  2. Unhealthy Diet: Consuming a diet high in saturated fats, trans fats, sugar, and salt can contribute to the development of NCDs. These unhealthy food choices lead to obesity, high cholesterol levels, hypertension, and diabetes, all of which are significant risk factors for heart disease. A balanced diet rich in fruits, vegetables, whole grains, lean proteins, and healthy fats is essential for preventing these conditions.
  3. Tobacco Use: Smoking is one of the most significant risk factors for heart disease and other NCDs. It damages the lining of the arteries, leading to the buildup of fatty material (atherosclerosis) that narrows the artery. This can cause a heart attack, stroke, or peripheral arterial disease. Quitting smoking significantly reduces these risks.
  4. Alcohol Consumption: Drinking alcohol can raise blood pressure, contribute to heart failure, and lead to stroke. It also contributes to obesity, which further increases the risk of heart disease.
  5. Genetic Factors: Family history plays a crucial role in the risk of developing heart disease and other NCDs. Individuals with a family history of these conditions should be particularly vigilant about other modifiable risk factors.
  6. Age and Gender: The risk of heart disease increases with age. Men are generally at higher risk than women, although the risk for women increases and can even surpass that of men after menopause.
  7. High Blood Pressure: Hypertension is a significant risk factor for heart attacks and strokes. It can damage the heart and blood vessels if not managed properly.
  8. High Cholesterol: Elevated levels of cholesterol in the blood can lead to the formation of plaques in the arteries, increasing the risk of heart attacks and strokes.

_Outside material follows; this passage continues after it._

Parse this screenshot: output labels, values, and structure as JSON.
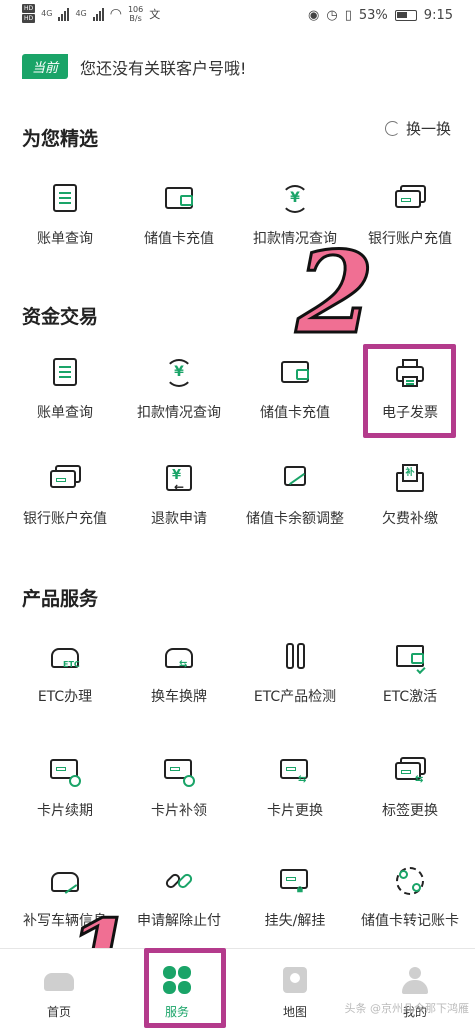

Preventive Measures

  1. Regular Physical Activity: Engaging in at least 150 minutes of moderate-intensity or 75 minutes of high-intensity exercise each week can significantly reduce the risk of heart disease. Activities such as walking, cycling, swimming, and aerobics strengthen the heart and improve circulation.
  2. Healthy Eating: Adopting a heart-healthy diet is crucial. This includes eating plenty of fruits, vegetables, whole grains, and lean proteins. Reducing the intake of saturated fats, trans fats, sodium, and added sugars is also important. Foods rich in omega-3 fatty acids, such as fish, flaxseeds, and walnuts, can help lower the risk of heart disease.
  3. Avoiding Tobacco: Quitting smoking and avoiding exposure to secondhand smoke can drastically reduce the risk of heart disease. There are various resources and programs available to help individuals quit smoking.
  5. Regular Health Screenings: Regular check-ups with a healthcare provider can help detect early signs of NCDs. Monitoring blood pressure, cholesterol levels, and blood sugar levels can lead to early intervention and better management.
  6. Stress Management: Chronic stress can contribute to heart disease. Techniques such as mindfulness, meditation, yoga, and regular relaxation can help manage stress levels effectively.
  7. Maintaining a Healthy Weight: Obesity is a significant risk factor for heart disease. Maintaining a healthy weight through diet and exercise can reduce the risk of developing NCDs.
  8. Adhering to Medical Advice: For those diagnosed with conditions such as hypertension, diabetes, or high cholesterol, it is crucial to follow medical advice and take prescribed medications regularly.

Non-communicable diseases, especially heart attacks, pose a significant health risk globally. By understanding and addressing the various risk factors through lifestyle changes and preventive measures, we can reduce the incidence of these diseases and improve overall health outcomes. It's okay to enjoy all kinds of healthy food, but always in moderation. Prioritizing health, staying active, eating a balanced diet, avoiding harmful substances and adhering to medical advice are key steps in combating the rise of NCDs.